Compared to the 50 percent stretchability than can be achieved today with compromises on conductivity, the researchers' new technology can stretch by more than 200 percent and retain "excellent" conductivity.
The finding could lead to products using electronics commonly often referred to as rubber-band electronics that are especially desirable in the medical field.
“With current technology, electronics are able to stretch a small amount, but many potential applications require a device to stretch like a rubber band,” said Yonggang Huang of Northwestern University, who conducted the research with partners at the Korea Advanced Institute of Science and Technology, Dalian University of Technology in China, and the University of Illinois at Urbana-Champaign. “With that level of stretchability we could see medical devices integrated into the human body.”
Huang's technology is based on highly porous three-dimensional structure using polydimethylsiloxane, short PDMS, which can stretch two to three times its original size. Eletrical conductivity was added with a liquid metal, Eutectic Gallium-Indium (EGaIn).
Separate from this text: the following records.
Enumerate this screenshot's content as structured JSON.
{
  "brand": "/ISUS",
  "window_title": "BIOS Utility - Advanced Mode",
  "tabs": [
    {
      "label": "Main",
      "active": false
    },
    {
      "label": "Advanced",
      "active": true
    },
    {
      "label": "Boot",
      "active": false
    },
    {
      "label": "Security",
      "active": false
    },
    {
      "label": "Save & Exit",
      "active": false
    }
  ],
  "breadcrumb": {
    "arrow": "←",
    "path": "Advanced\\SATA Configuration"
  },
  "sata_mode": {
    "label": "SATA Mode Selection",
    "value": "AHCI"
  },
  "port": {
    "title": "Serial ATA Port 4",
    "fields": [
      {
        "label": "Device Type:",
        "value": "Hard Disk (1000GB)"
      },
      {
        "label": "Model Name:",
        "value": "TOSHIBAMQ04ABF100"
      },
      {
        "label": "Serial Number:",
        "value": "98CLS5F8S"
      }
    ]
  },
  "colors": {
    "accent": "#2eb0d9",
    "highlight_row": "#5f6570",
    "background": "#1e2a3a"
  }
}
“By combining a liquid metal in a porous polymer, we achieved 200 percent stretchability in a material that does not suffer from stretch,” Huang said. “Once you achieve that technology, any electronic can behave like a rubber band.”